CC – Week 2: Software – Notebook
Though computers are ostensibly “universal machines,” a computer with no inputs is just a useless device, not a universal one. These inputs give the computer something to compute and ways to communicate with users. I strongly believe we should
On a modern phone (arguably the most used shape of a computer in the current era), those primarily include the touchscreen display and the cameras (in addition to the microphones, data/charging port, and a wide array of embedded sensors).
The original iPhone announcement barely mentioned the camera (singular!), and didn’t even have video recording. Most of the launch presentation focused on the Multi-Touch touchscreen display, and the improved experience of phone calls. Yet now Multi-Touch is seen as a basic capability of any phone display, and any phone maker who tried to sell a phone based on voice calling would be laughed out of the market. Instead, the camera is by far the most meaningful selling point—just look at last week’s iPhone 11 launch event, where the camera segment dominated. While the improvements to the internal chip are significant, we care far more about the ways we interact with devices. For many consumers, their phones are primarily cameras.
A similar shift is happening to computers, but toward their displays, not their cameras. A few decades ago, many computers didn’t even have displays included, but now laptops are the majority of non-mobile computer sales. Surpassing laptops, there is an increasingly-popular trend of selling a computer only as a touchscreen display1—such as the iPad Pro, Microsoft Surface, & various other PCs—with an array of optional accessories for more precise input, such as an attachable keyboard and stylus.
New forms of computational input are incredibly difficult to develop and fail quickly & often. Google Glass promised always-on augmented reality, but the widespread social reaction device made the project fail quickly after launch. (The promo video, over half a decade later, is still a computational promise we have not had fulfilled, though smartwatches are beginning to fill the void.) Leap Motion never took off, but the touchscreen strip in Apple’s MacBook Pro, the Touch Bar gives some similar abilities and is in widespread use.
Meanwhile, the iPhone 11 contains a new chip featuring “Ultra Wideband technology for spatial awareness.” No one but nerds care right now, and the technology will either become an important one embedded in every portable device in the next decade or a footnote in the history of iPhone features.
It’s difficult to imagine the original use of technologies—as best proven, perhaps, by the now-famous anecdote about the invention of Post-It notes. Products and technologies which are commercial failures at launch can take new life later as a different idea. But sometimes, like the iPhone camera, significantly change the course of computer history.
We need to keep developing new forms of computational input. The ideal state of a “universal machine” is one with which interactions with feel utterly natural. Maybe Neuralink isn’t ready yet, but in the meantime, our building and iteration on computational inputs is what computers need most. They’ll often—usually, even—fail. But time sorts out which small ideas become indispensable tools and standard expectations for new products, and eventually, make universal machines even more universal.
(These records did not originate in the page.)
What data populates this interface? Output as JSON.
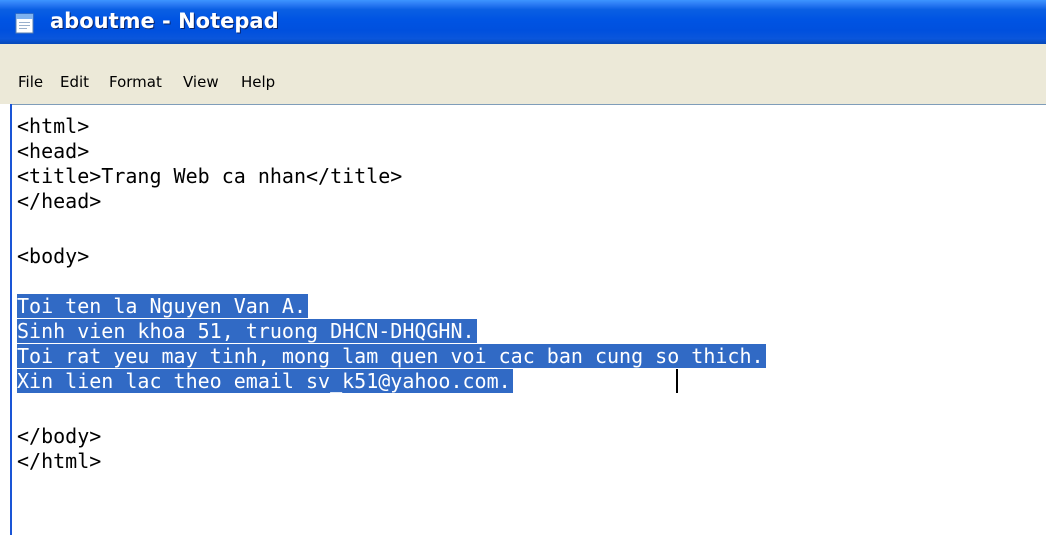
{
  "window": {
    "title": "aboutme - Notepad",
    "app_icon": "notepad-icon",
    "colors": {
      "titlebar": "#0054e3",
      "selection": "#316ac5",
      "menubar": "#ece9d8"
    }
  },
  "menu": {
    "items": [
      "File",
      "Edit",
      "Format",
      "View",
      "Help"
    ]
  },
  "editor": {
    "lines": [
      "<html>",
      "<head>",
      "<title>Trang Web ca nhan</title>",
      "</head>",
      "",
      "<body>",
      "",
      "Toi ten la Nguyen Van A.",
      "Sinh vien khoa 51, truong DHCN-DHQGHN.",
      "Toi rat yeu may tinh, mong lam quen voi cac ban cung so thich.",
      "Xin lien lac theo email sv_k51@yahoo.com.",
      "",
      "</body>",
      "</html>"
    ],
    "selected_lines": [
      7,
      8,
      9,
      10
    ]
  }
}
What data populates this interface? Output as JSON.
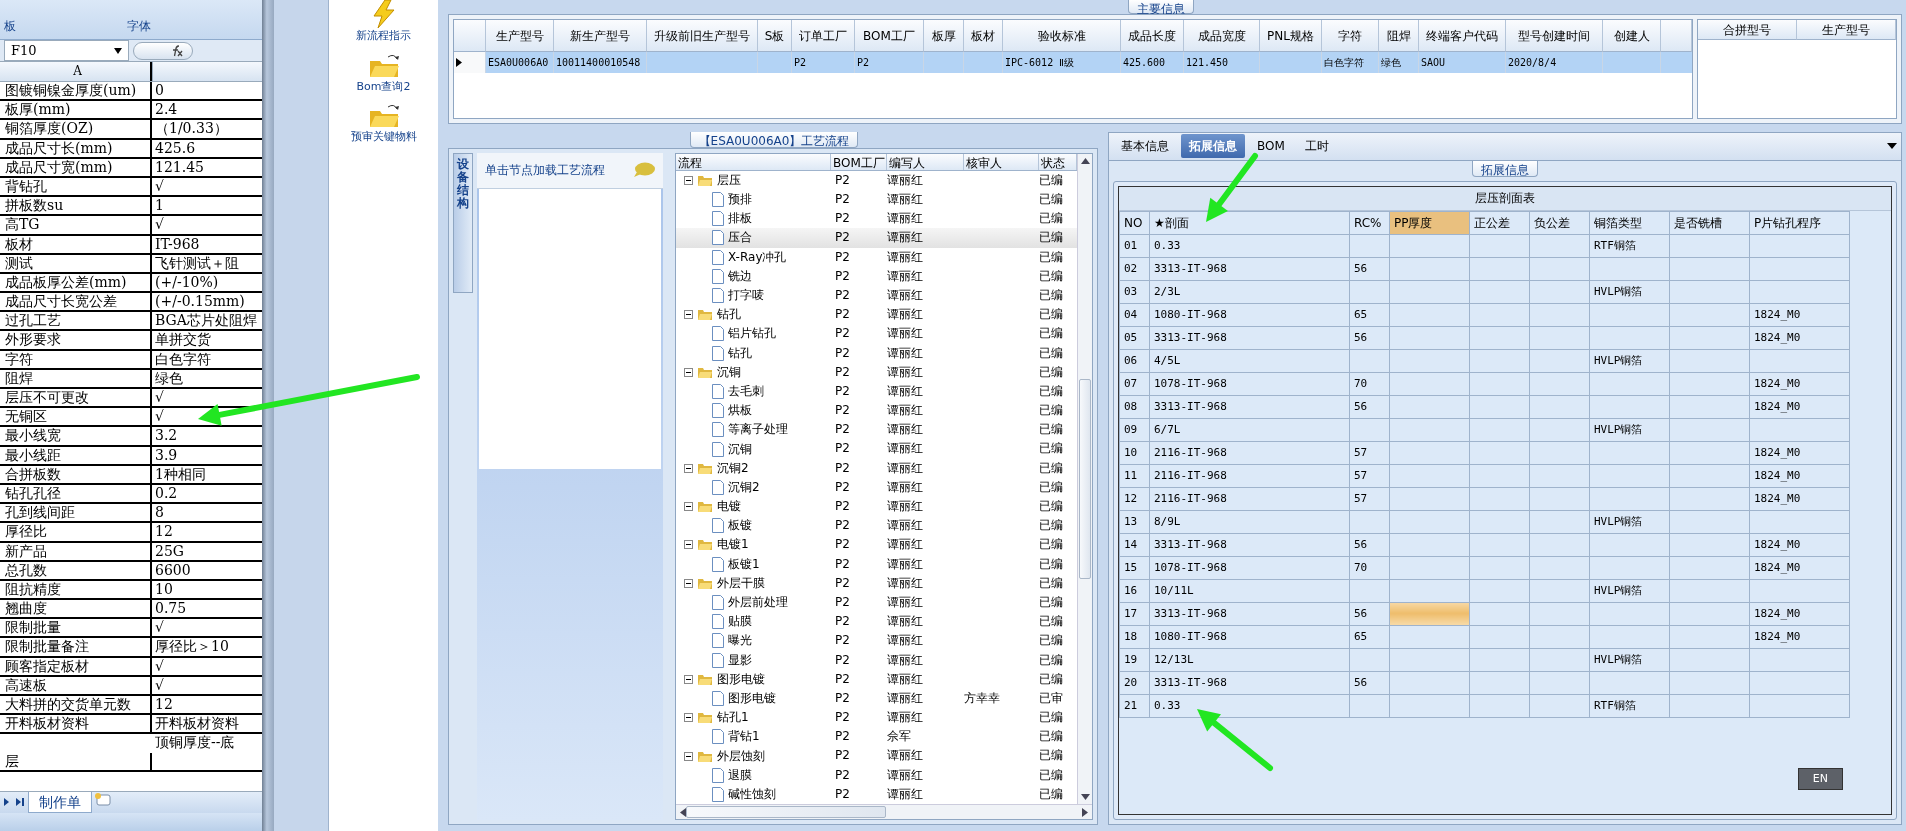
{
  "spreadsheet": {
    "ribbon_groups": [
      "板",
      "字体"
    ],
    "name_box": "F10",
    "column_header": "A",
    "rows": [
      {
        "label": "图镀铜镍金厚度(um)",
        "value": "0"
      },
      {
        "label": "板厚(mm)",
        "value": "2.4"
      },
      {
        "label": "铜箔厚度(OZ)",
        "value": "（1/0.33）"
      },
      {
        "label": "成品尺寸长(mm)",
        "value": "425.6"
      },
      {
        "label": "成品尺寸宽(mm)",
        "value": "121.45"
      },
      {
        "label": "背钻孔",
        "value": "√"
      },
      {
        "label": "拼板数su",
        "value": "1"
      },
      {
        "label": "高TG",
        "value": "√"
      },
      {
        "label": "板材",
        "value": "IT-968"
      },
      {
        "label": "测试",
        "value": "飞针测试＋阻"
      },
      {
        "label": "成品板厚公差(mm)",
        "value": "(+/-10%)"
      },
      {
        "label": "成品尺寸长宽公差",
        "value": "(+/-0.15mm)"
      },
      {
        "label": "过孔工艺",
        "value": "BGA芯片处阻焊"
      },
      {
        "label": "外形要求",
        "value": "单拼交货"
      },
      {
        "label": "字符",
        "value": "白色字符"
      },
      {
        "label": "阻焊",
        "value": "绿色"
      },
      {
        "label": "层压不可更改",
        "value": "√"
      },
      {
        "label": "无铜区",
        "value": "√"
      },
      {
        "label": "最小线宽",
        "value": "3.2"
      },
      {
        "label": "最小线距",
        "value": "3.9"
      },
      {
        "label": "合拼板数",
        "value": "1种相同"
      },
      {
        "label": "钻孔孔径",
        "value": "0.2"
      },
      {
        "label": "孔到线间距",
        "value": "8"
      },
      {
        "label": "厚径比",
        "value": "12"
      },
      {
        "label": "新产品",
        "value": "25G"
      },
      {
        "label": "总孔数",
        "value": "6600"
      },
      {
        "label": "阻抗精度",
        "value": "10"
      },
      {
        "label": "翘曲度",
        "value": "0.75"
      },
      {
        "label": "限制批量",
        "value": "√"
      },
      {
        "label": "限制批量备注",
        "value": "厚径比＞10"
      },
      {
        "label": "顾客指定板材",
        "value": "√"
      },
      {
        "label": "高速板",
        "value": "√"
      },
      {
        "label": "大料拼的交货单元数",
        "value": "12"
      },
      {
        "label": "开料板材资料",
        "value": "开料板材资料"
      },
      {
        "label": "层",
        "value": "顶铜厚度--底",
        "kind": "tall"
      }
    ],
    "sheet_tab": "制作单"
  },
  "toolbox": {
    "items": [
      {
        "label": "新流程指示",
        "kind": "flash"
      },
      {
        "label": "Bom查询2",
        "kind": "folder"
      },
      {
        "label": "预审关键物料",
        "kind": "folder"
      }
    ]
  },
  "main_info": {
    "title": "主要信息",
    "columns": [
      "生产型号",
      "新生产型号",
      "升级前旧生产型号",
      "S板",
      "订单工厂",
      "BOM工厂",
      "板厚",
      "板材",
      "验收标准",
      "成品长度",
      "成品宽度",
      "PNL规格",
      "字符",
      "阻焊",
      "终端客户代码",
      "型号创建时间",
      "创建人"
    ],
    "rows": [
      {
        "selected": true,
        "cells": [
          "ESA0U006A0",
          "10011400010548",
          null,
          null,
          "P2",
          "P2",
          null,
          null,
          "IPC-6012 Ⅱ级",
          "425.600",
          "121.450",
          null,
          "白色字符",
          "绿色",
          "SAOU",
          "2020/8/4",
          null
        ]
      }
    ],
    "side_columns": [
      "合拼型号",
      "生产型号"
    ]
  },
  "process": {
    "title": "【ESA0U006A0】工艺流程",
    "side_tab": "设备结构",
    "hint": "单击节点加载工艺流程",
    "columns": [
      "流程",
      "BOM工厂",
      "编写人",
      "核审人",
      "状态"
    ],
    "tree": [
      {
        "name": "层压",
        "bom": "P2",
        "writer": "谭丽红",
        "status": "已编",
        "selected": false,
        "expanded": true,
        "children": [
          {
            "name": "预排",
            "bom": "P2",
            "writer": "谭丽红",
            "status": "已编",
            "selected": false
          },
          {
            "name": "排板",
            "bom": "P2",
            "writer": "谭丽红",
            "status": "已编",
            "selected": false
          },
          {
            "name": "压合",
            "bom": "P2",
            "writer": "谭丽红",
            "status": "已编",
            "selected": true
          },
          {
            "name": "X-Ray冲孔",
            "bom": "P2",
            "writer": "谭丽红",
            "status": "已编",
            "selected": false
          },
          {
            "name": "铣边",
            "bom": "P2",
            "writer": "谭丽红",
            "status": "已编",
            "selected": false
          },
          {
            "name": "打字唛",
            "bom": "P2",
            "writer": "谭丽红",
            "status": "已编",
            "selected": false
          }
        ]
      },
      {
        "name": "钻孔",
        "bom": "P2",
        "writer": "谭丽红",
        "status": "已编",
        "selected": false,
        "expanded": true,
        "children": [
          {
            "name": "铝片钻孔",
            "bom": "P2",
            "writer": "谭丽红",
            "status": "已编",
            "selected": false
          },
          {
            "name": "钻孔",
            "bom": "P2",
            "writer": "谭丽红",
            "status": "已编",
            "selected": false
          }
        ]
      },
      {
        "name": "沉铜",
        "bom": "P2",
        "writer": "谭丽红",
        "status": "已编",
        "selected": false,
        "expanded": true,
        "children": [
          {
            "name": "去毛刺",
            "bom": "P2",
            "writer": "谭丽红",
            "status": "已编",
            "selected": false
          },
          {
            "name": "烘板",
            "bom": "P2",
            "writer": "谭丽红",
            "status": "已编",
            "selected": false
          },
          {
            "name": "等离子处理",
            "bom": "P2",
            "writer": "谭丽红",
            "status": "已编",
            "selected": false
          },
          {
            "name": "沉铜",
            "bom": "P2",
            "writer": "谭丽红",
            "status": "已编",
            "selected": false
          }
        ]
      },
      {
        "name": "沉铜2",
        "bom": "P2",
        "writer": "谭丽红",
        "status": "已编",
        "selected": false,
        "expanded": true,
        "children": [
          {
            "name": "沉铜2",
            "bom": "P2",
            "writer": "谭丽红",
            "status": "已编",
            "selected": false
          }
        ]
      },
      {
        "name": "电镀",
        "bom": "P2",
        "writer": "谭丽红",
        "status": "已编",
        "selected": false,
        "expanded": true,
        "children": [
          {
            "name": "板镀",
            "bom": "P2",
            "writer": "谭丽红",
            "status": "已编",
            "selected": false
          }
        ]
      },
      {
        "name": "电镀1",
        "bom": "P2",
        "writer": "谭丽红",
        "status": "已编",
        "selected": false,
        "expanded": true,
        "children": [
          {
            "name": "板镀1",
            "bom": "P2",
            "writer": "谭丽红",
            "status": "已编",
            "selected": false
          }
        ]
      },
      {
        "name": "外层干膜",
        "bom": "P2",
        "writer": "谭丽红",
        "status": "已编",
        "selected": false,
        "expanded": true,
        "children": [
          {
            "name": "外层前处理",
            "bom": "P2",
            "writer": "谭丽红",
            "status": "已编",
            "selected": false
          },
          {
            "name": "贴膜",
            "bom": "P2",
            "writer": "谭丽红",
            "status": "已编",
            "selected": false
          },
          {
            "name": "曝光",
            "bom": "P2",
            "writer": "谭丽红",
            "status": "已编",
            "selected": false
          },
          {
            "name": "显影",
            "bom": "P2",
            "writer": "谭丽红",
            "status": "已编",
            "selected": false
          }
        ]
      },
      {
        "name": "图形电镀",
        "bom": "P2",
        "writer": "谭丽红",
        "status": "已编",
        "selected": false,
        "expanded": true,
        "children": [
          {
            "name": "图形电镀",
            "bom": "P2",
            "writer": "谭丽红",
            "reviewer": "方幸幸",
            "status": "已审",
            "selected": false
          }
        ]
      },
      {
        "name": "钻孔1",
        "bom": "P2",
        "writer": "谭丽红",
        "status": "已编",
        "selected": false,
        "expanded": true,
        "children": [
          {
            "name": "背钻1",
            "bom": "P2",
            "writer": "佘军",
            "status": "已编",
            "selected": false
          }
        ]
      },
      {
        "name": "外层蚀刻",
        "bom": "P2",
        "writer": "谭丽红",
        "status": "已编",
        "selected": false,
        "expanded": true,
        "children": [
          {
            "name": "退膜",
            "bom": "P2",
            "writer": "谭丽红",
            "status": "已编",
            "selected": false
          },
          {
            "name": "碱性蚀刻",
            "bom": "P2",
            "writer": "谭丽红",
            "status": "已编",
            "selected": false
          }
        ]
      }
    ]
  },
  "details": {
    "tabs": [
      {
        "label": "基本信息",
        "selected": false
      },
      {
        "label": "拓展信息",
        "selected": true
      },
      {
        "label": "BOM",
        "selected": false
      },
      {
        "label": "工时",
        "selected": false
      }
    ],
    "group_title": "拓展信息",
    "table_title": "层压剖面表",
    "columns": [
      {
        "label": "NO",
        "highlighted": false
      },
      {
        "label": "★剖面",
        "highlighted": false
      },
      {
        "label": "RC%",
        "highlighted": false
      },
      {
        "label": "PP厚度",
        "highlighted": true
      },
      {
        "label": "正公差",
        "highlighted": false
      },
      {
        "label": "负公差",
        "highlighted": false
      },
      {
        "label": "铜箔类型",
        "highlighted": false
      },
      {
        "label": "是否铣槽",
        "highlighted": false
      },
      {
        "label": "P片钻孔程序",
        "highlighted": false
      }
    ],
    "rows": [
      {
        "focused": false,
        "cells": [
          "01",
          "0.33",
          null,
          null,
          null,
          null,
          "RTF铜箔",
          null,
          null
        ]
      },
      {
        "focused": false,
        "cells": [
          "02",
          "3313-IT-968",
          "56",
          null,
          null,
          null,
          null,
          null,
          null
        ]
      },
      {
        "focused": false,
        "cells": [
          "03",
          "2/3L",
          null,
          null,
          null,
          null,
          "HVLP铜箔",
          null,
          null
        ]
      },
      {
        "focused": false,
        "cells": [
          "04",
          "1080-IT-968",
          "65",
          null,
          null,
          null,
          null,
          null,
          "1824_M0"
        ]
      },
      {
        "focused": false,
        "cells": [
          "05",
          "3313-IT-968",
          "56",
          null,
          null,
          null,
          null,
          null,
          "1824_M0"
        ]
      },
      {
        "focused": false,
        "cells": [
          "06",
          "4/5L",
          null,
          null,
          null,
          null,
          "HVLP铜箔",
          null,
          null
        ]
      },
      {
        "focused": false,
        "cells": [
          "07",
          "1078-IT-968",
          "70",
          null,
          null,
          null,
          null,
          null,
          "1824_M0"
        ]
      },
      {
        "focused": false,
        "cells": [
          "08",
          "3313-IT-968",
          "56",
          null,
          null,
          null,
          null,
          null,
          "1824_M0"
        ]
      },
      {
        "focused": false,
        "cells": [
          "09",
          "6/7L",
          null,
          null,
          null,
          null,
          "HVLP铜箔",
          null,
          null
        ]
      },
      {
        "focused": false,
        "cells": [
          "10",
          "2116-IT-968",
          "57",
          null,
          null,
          null,
          null,
          null,
          "1824_M0"
        ]
      },
      {
        "focused": false,
        "cells": [
          "11",
          "2116-IT-968",
          "57",
          null,
          null,
          null,
          null,
          null,
          "1824_M0"
        ]
      },
      {
        "focused": false,
        "cells": [
          "12",
          "2116-IT-968",
          "57",
          null,
          null,
          null,
          null,
          null,
          "1824_M0"
        ]
      },
      {
        "focused": false,
        "cells": [
          "13",
          "8/9L",
          null,
          null,
          null,
          null,
          "HVLP铜箔",
          null,
          null
        ]
      },
      {
        "focused": false,
        "cells": [
          "14",
          "3313-IT-968",
          "56",
          null,
          null,
          null,
          null,
          null,
          "1824_M0"
        ]
      },
      {
        "focused": false,
        "cells": [
          "15",
          "1078-IT-968",
          "70",
          null,
          null,
          null,
          null,
          null,
          "1824_M0"
        ]
      },
      {
        "focused": false,
        "cells": [
          "16",
          "10/11L",
          null,
          null,
          null,
          null,
          "HVLP铜箔",
          null,
          null
        ]
      },
      {
        "focused": true,
        "cells": [
          "17",
          "3313-IT-968",
          "56",
          null,
          null,
          null,
          null,
          null,
          "1824_M0"
        ]
      },
      {
        "focused": false,
        "cells": [
          "18",
          "1080-IT-968",
          "65",
          null,
          null,
          null,
          null,
          null,
          "1824_M0"
        ]
      },
      {
        "focused": false,
        "cells": [
          "19",
          "12/13L",
          null,
          null,
          null,
          null,
          "HVLP铜箔",
          null,
          null
        ]
      },
      {
        "focused": false,
        "cells": [
          "20",
          "3313-IT-968",
          "56",
          null,
          null,
          null,
          null,
          null,
          null
        ]
      },
      {
        "focused": false,
        "cells": [
          "21",
          "0.33",
          null,
          null,
          null,
          null,
          "RTF铜箔",
          null,
          null
        ]
      }
    ],
    "ime": "EN"
  }
}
What an iPad is now was a science fiction dream beyond imagination a few decades ago, when computers the size of city blocks powered a fraction of the computational abilities of a modern smartwatch. ↩